It’s the 1987 U.S. Open. Tennis star Chris Evert and her opponent are engaged in a tense, fast-paced rally. Suddenly, the clasp on Evert’s diamond bracelet breaks and it slips off her wrist. Officials stop the match and allow the athlete to recover her bracelet before resuming play. Recalling the event during a press conference, Evert mentions losing her “tennis bracelet,” or so the now-debunked origin story goes.
Chris Evert in 1978, Photo by Charles Knight/Shutterstock
The story turned out to be a fabrication, with references to tennis bracelets documented well over a decade before the fabled match. Nonetheless, the myth still looms large, and nearly every discussion of tennis bracelets—especially during tennis season—involves a recitation of the apocryphal origin story. While Evert remembers losing a diamond bracelet during a 1978 tournament (possibly the years got mixed up?), most jewelry scholars—most notably Marion Fasel of The Adventurine—believe that, in reality, the name was adopted during the 1970s in response to the star player’s virtually unprecedented pairing of sportswear and diamonds. Thought to be a bit on the flashy side, it was one of the first times a public figure had donned high jewelry while playing a physically demanding sport.

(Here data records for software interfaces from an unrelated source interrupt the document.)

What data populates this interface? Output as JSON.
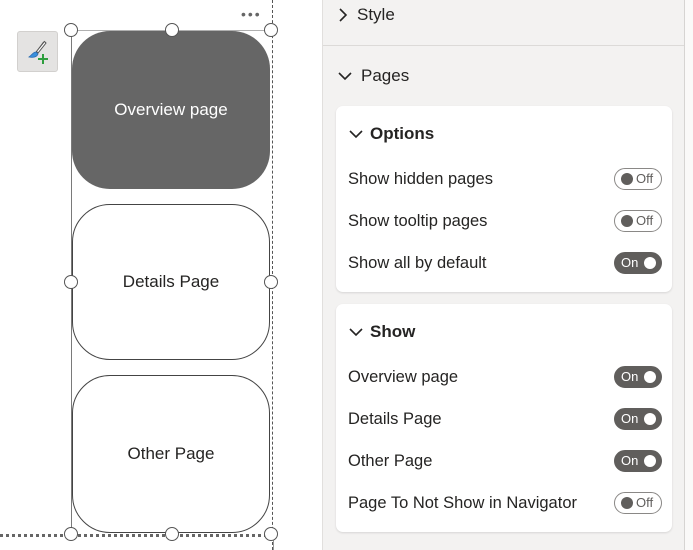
{
  "canvas": {
    "buttons": [
      {
        "label": "Overview page",
        "state": "active"
      },
      {
        "label": "Details Page",
        "state": "inactive"
      },
      {
        "label": "Other Page",
        "state": "inactive"
      }
    ],
    "more_options": "•••",
    "format_painter_icon": "paintbrush-plus-icon"
  },
  "format_pane": {
    "sections": [
      {
        "label": "Style",
        "expanded": false
      },
      {
        "label": "Pages",
        "expanded": true
      }
    ],
    "options_card": {
      "title": "Options",
      "rows": [
        {
          "label": "Show hidden pages",
          "toggle": "Off"
        },
        {
          "label": "Show tooltip pages",
          "toggle": "Off"
        },
        {
          "label": "Show all by default",
          "toggle": "On"
        }
      ]
    },
    "show_card": {
      "title": "Show",
      "rows": [
        {
          "label": "Overview page",
          "toggle": "On"
        },
        {
          "label": "Details Page",
          "toggle": "On"
        },
        {
          "label": "Other Page",
          "toggle": "On"
        },
        {
          "label": "Page To Not Show in Navigator",
          "toggle": "Off"
        }
      ]
    }
  },
  "colors": {
    "active_button": "#666666",
    "toggle_on": "#605e5c",
    "pane_bg": "#f3f2f1"
  }
}
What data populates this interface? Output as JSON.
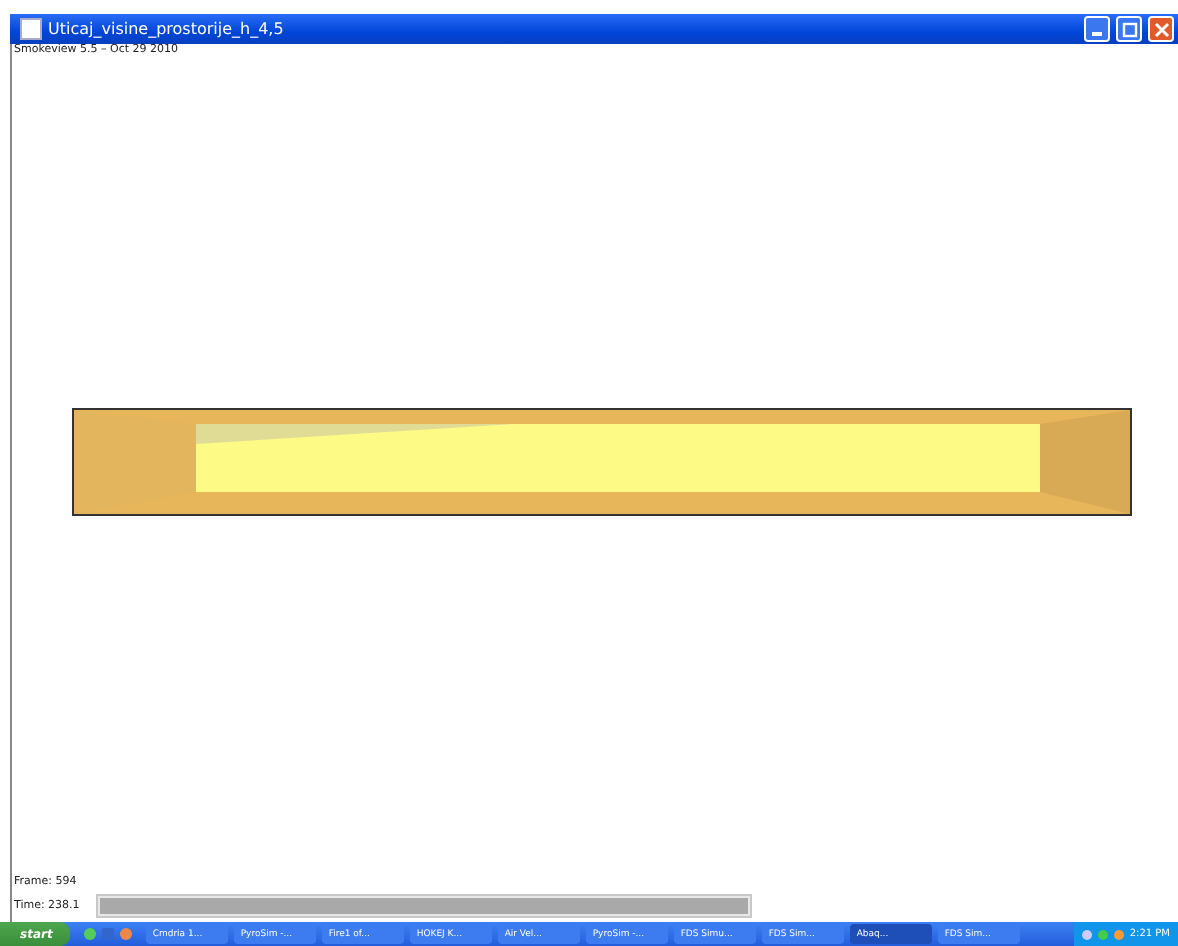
{
  "window": {
    "title": "Uticaj_visine_prostorije_h_4,5"
  },
  "viewer": {
    "version_label": "Smokeview 5.5 – Oct 29 2010",
    "frame_label": "Frame: 594",
    "time_label": "Time: 238.1",
    "time_bar": {
      "level": 1
    }
  },
  "taskbar": {
    "start_label": "start",
    "tasks": [
      {
        "label": "Cmdria 1...",
        "selected": false
      },
      {
        "label": "PyroSim -...",
        "selected": false
      },
      {
        "label": "Fire1 of...",
        "selected": false
      },
      {
        "label": "HOKEJ K...",
        "selected": false
      },
      {
        "label": "Air Vel...",
        "selected": false
      },
      {
        "label": "PyroSim -...",
        "selected": false
      },
      {
        "label": "FDS Simu...",
        "selected": false
      },
      {
        "label": "FDS Sim...",
        "selected": false
      },
      {
        "label": "Abaq...",
        "selected": true
      },
      {
        "label": "FDS Sim...",
        "selected": false
      }
    ],
    "clock": "2:21 PM"
  }
}
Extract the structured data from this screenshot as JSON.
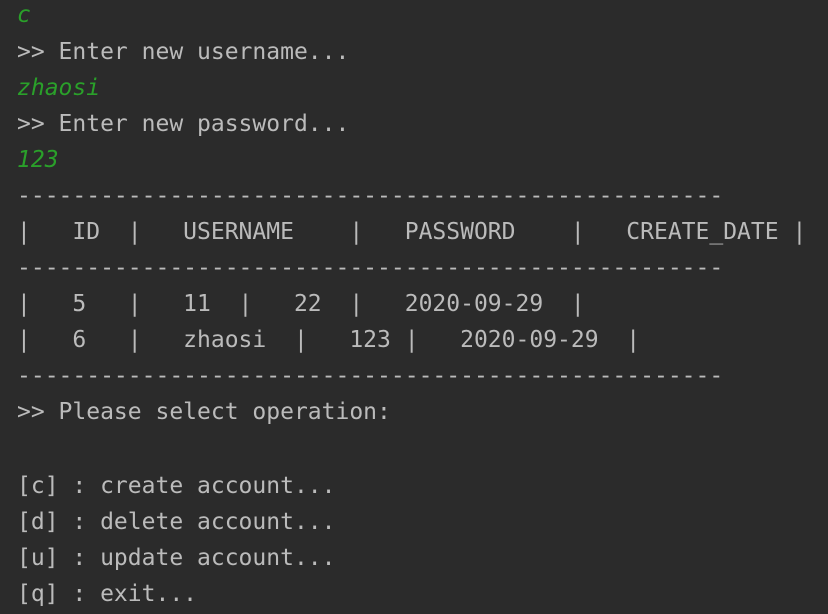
{
  "colors": {
    "background": "#2b2b2b",
    "text": "#bbbbbb",
    "user_input": "#2aa02a"
  },
  "console": {
    "input_choice": "c",
    "prompt_username": ">> Enter new username...",
    "input_username": "zhaosi",
    "prompt_password": ">> Enter new password...",
    "input_password": "123",
    "separator": "---------------------------------------------------",
    "table_header": "|   ID  |   USERNAME    |   PASSWORD    |   CREATE_DATE |",
    "table_rows": [
      "|   5   |   11  |   22  |   2020-09-29  |",
      "|   6   |   zhaosi  |   123 |   2020-09-29  |"
    ],
    "prompt_operation": ">> Please select operation:",
    "menu": [
      "[c] : create account...",
      "[d] : delete account...",
      "[u] : update account...",
      "[q] : exit..."
    ]
  }
}
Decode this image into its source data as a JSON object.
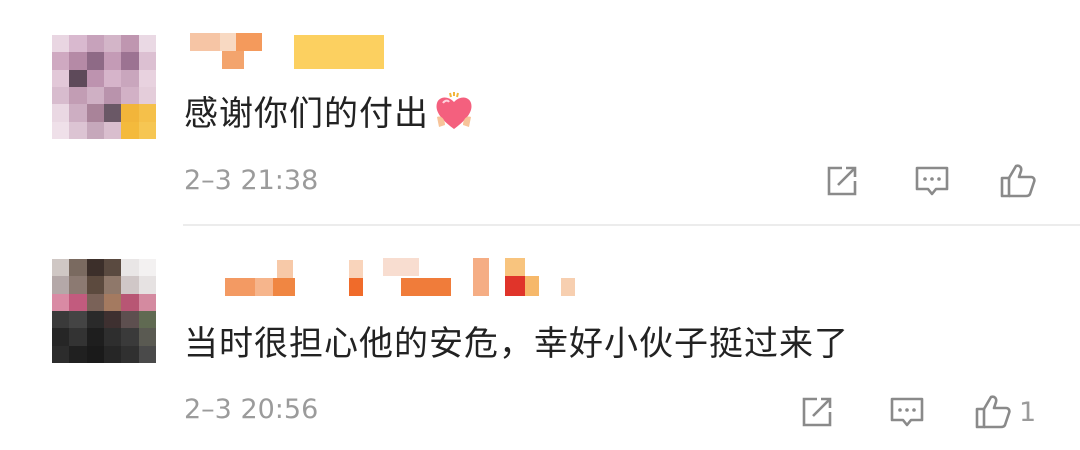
{
  "comments": [
    {
      "text": "感谢你们的付出",
      "emoji": "heart-emoji",
      "time": "2–3 21:38",
      "like_count": ""
    },
    {
      "text": "当时很担心他的安危，幸好小伙子挺过来了",
      "emoji": "",
      "time": "2–3 20:56",
      "like_count": "1"
    }
  ],
  "icons": {
    "share": "share-icon",
    "reply": "comment-icon",
    "like": "like-icon"
  },
  "colors": {
    "text": "#222222",
    "meta": "#9b9b9b",
    "divider": "#ececec",
    "username_blur": "#f08a3c"
  }
}
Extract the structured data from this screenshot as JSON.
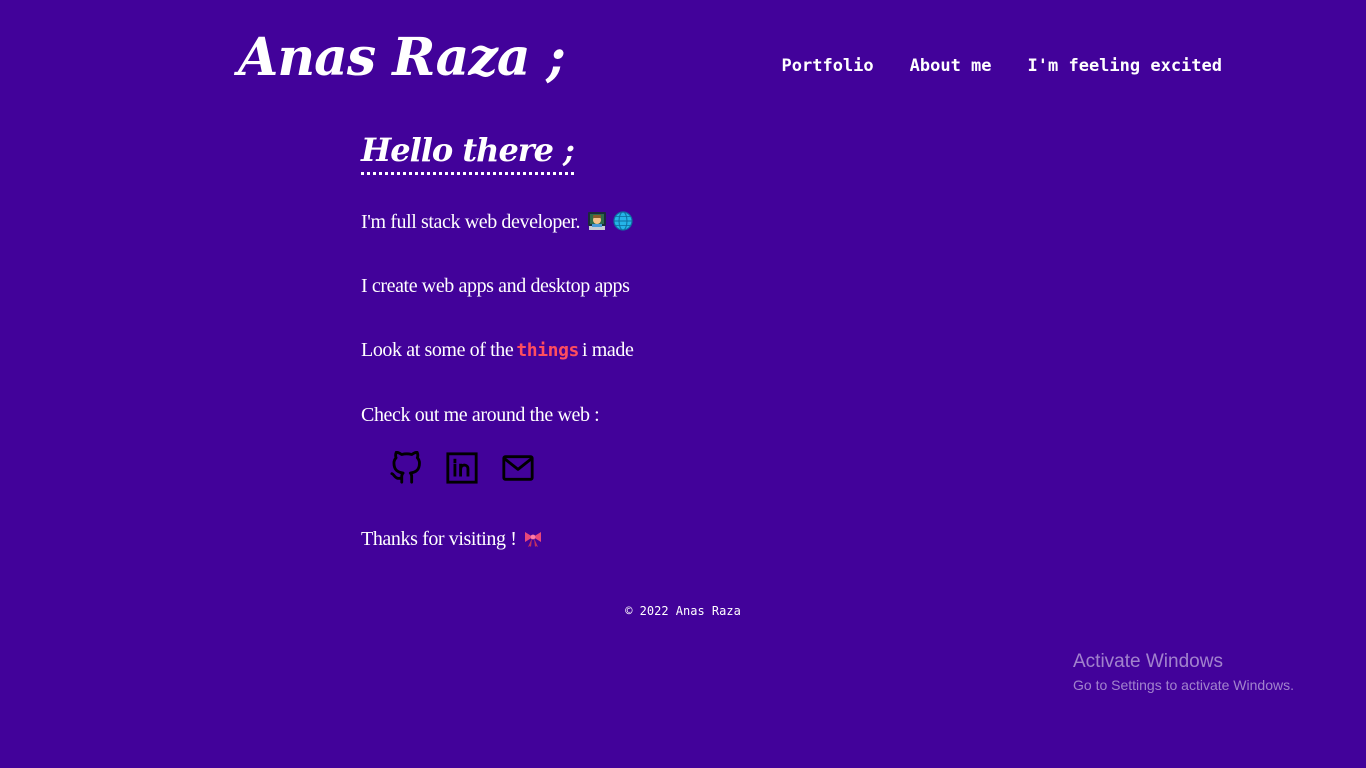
{
  "header": {
    "site_title": "Anas Raza ;",
    "nav": [
      {
        "label": "Portfolio"
      },
      {
        "label": "About me"
      },
      {
        "label": "I'm feeling excited"
      }
    ]
  },
  "main": {
    "heading": "Hello there ;",
    "intro": {
      "text": "I'm full stack web developer.",
      "icons": [
        "technologist-emoji",
        "globe-emoji"
      ]
    },
    "create_text": "I create web apps and desktop apps",
    "things": {
      "before": "Look at some of the",
      "link": "things",
      "after": "i made"
    },
    "social_heading": "Check out me around the web :",
    "social": [
      {
        "icon": "github-icon"
      },
      {
        "icon": "linkedin-icon"
      },
      {
        "icon": "mail-icon"
      }
    ],
    "thanks": {
      "text": "Thanks for visiting !",
      "icon": "ribbon-emoji"
    }
  },
  "footer": {
    "copyright": "© 2022 Anas Raza"
  },
  "os_watermark": {
    "title": "Activate Windows",
    "subtitle": "Go to Settings to activate Windows."
  },
  "colors": {
    "background": "#42029a",
    "text": "#ffffff",
    "accent_link": "#ff4d5e",
    "icon": "#000000"
  }
}
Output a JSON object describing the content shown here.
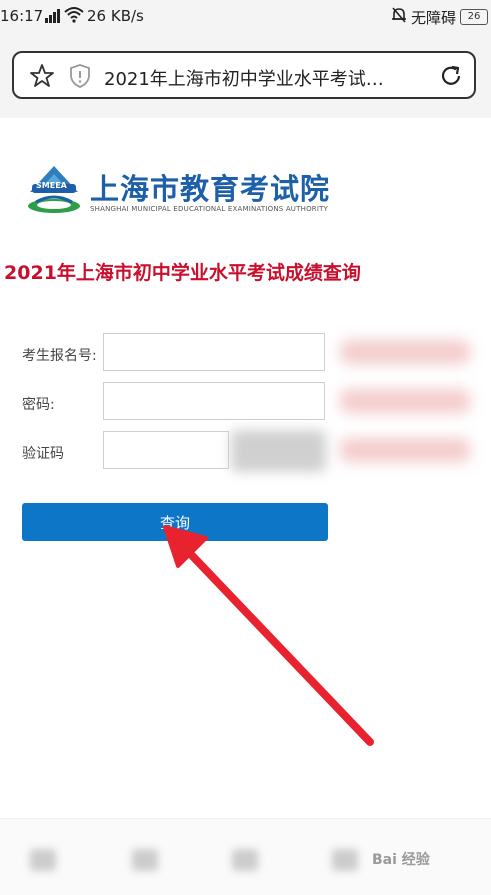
{
  "status_bar": {
    "time": "16:17",
    "network": "4G",
    "speed": "26 KB/s",
    "mute_label": "无障碍",
    "battery": "26"
  },
  "browser": {
    "url_title": "2021年上海市初中学业水平考试…"
  },
  "logo": {
    "title": "上海市教育考试院",
    "subtitle": "SHANGHAI MUNICIPAL EDUCATIONAL EXAMINATIONS AUTHORITY",
    "badge": "SMEEA"
  },
  "page": {
    "title": "2021年上海市初中学业水平考试成绩查询"
  },
  "form": {
    "reg_label": "考生报名号:",
    "password_label": "密码:",
    "captcha_label": "验证码",
    "reg_value": "",
    "password_value": "",
    "captcha_value": "",
    "submit_label": "查询"
  },
  "watermark": {
    "text": "Bai 经验"
  },
  "colors": {
    "accent": "#0e76c7",
    "title_red": "#c8102e",
    "arrow_red": "#e8232f",
    "logo_blue": "#1d5fa8"
  }
}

Lot 199, Photo credit: Vivian Marie Doering
The centerpiece of Evert’s on-court fashion, tennis bracelets—also known as line bracelets or eternity bracelets—traditionally comprise diamonds of similar sizes and cuts set in a flexible line. The classic bracelet style has been fashionable since the Art Deco era, when women’s wrists featured stacks of platinum and old European-cut diamond line bracelets. But its popularity (and sales) reached new heights during the 1970s, thanks in large part to Evert’s fashion-icon status, as well as other “disco era” trends.
No longer reserved for evening gowns and black-tie events, opulent diamonds and heavy gold were part of more casual ensembles: bellbottoms and free-flowing trouser suits; miniskirts and wrap dresses. In her discussion of the tennis bracelet, Fasel cites 1970s contemporaries from prominent jewelry houses—Tiffany & Co.’s diamonds-by-the-yard necklaces by Elsa Peretti and Cartier’s Love Bracelet by Aldo Cipullo—that use luxurious materials to create simple, easy-to-wear jewels. Light and flexible, the tennis bracelet embodies the chic effortlessness of 1970s fashion.
Today, the tennis bracelet remains a jewelry collection staple. Our July 21st Gallery Auction features several shiny tennis bracelets, as well as a couple of their 1920s predecessors.
Lot 122: A 5.00 ctw Diamond Tennis Bracelet in 14K
Lot 122 is a true classic, boasting 5.00 carats of sparkly round brilliant-cut diamonds in 14-karat white gold.
Lot 199: A 12.90 ctw Diamond Tennis Bracelet in Platinum
For even more bling, see Lot 199: an impressive 12.90-carat diamond tennis bracelet in platinum.
Lot 115: An Art Deco 5.00 ctw Diamond Bracelet in Platinum
The stylized links on Lot 115 put a unique spin on the Art Deco line bracelet. Dating to around 1925, the bracelet features 5.00 carats of old European-cut diamonds set in platinum.
Lot 217: An Art Deco 3.50 ctw Diamond Line Bracelet
Lot 217 is another Art Deco dazzler comprising square platinum links set with 3.50 carats of old European-cut diamonds.
While the exact details behind the tennis bracelet moniker may be up for debate, we can still thank Chris Evert for her role in making the iconic style truly timeless.
Specialist, Fine Jewelry, GIA GD & AJP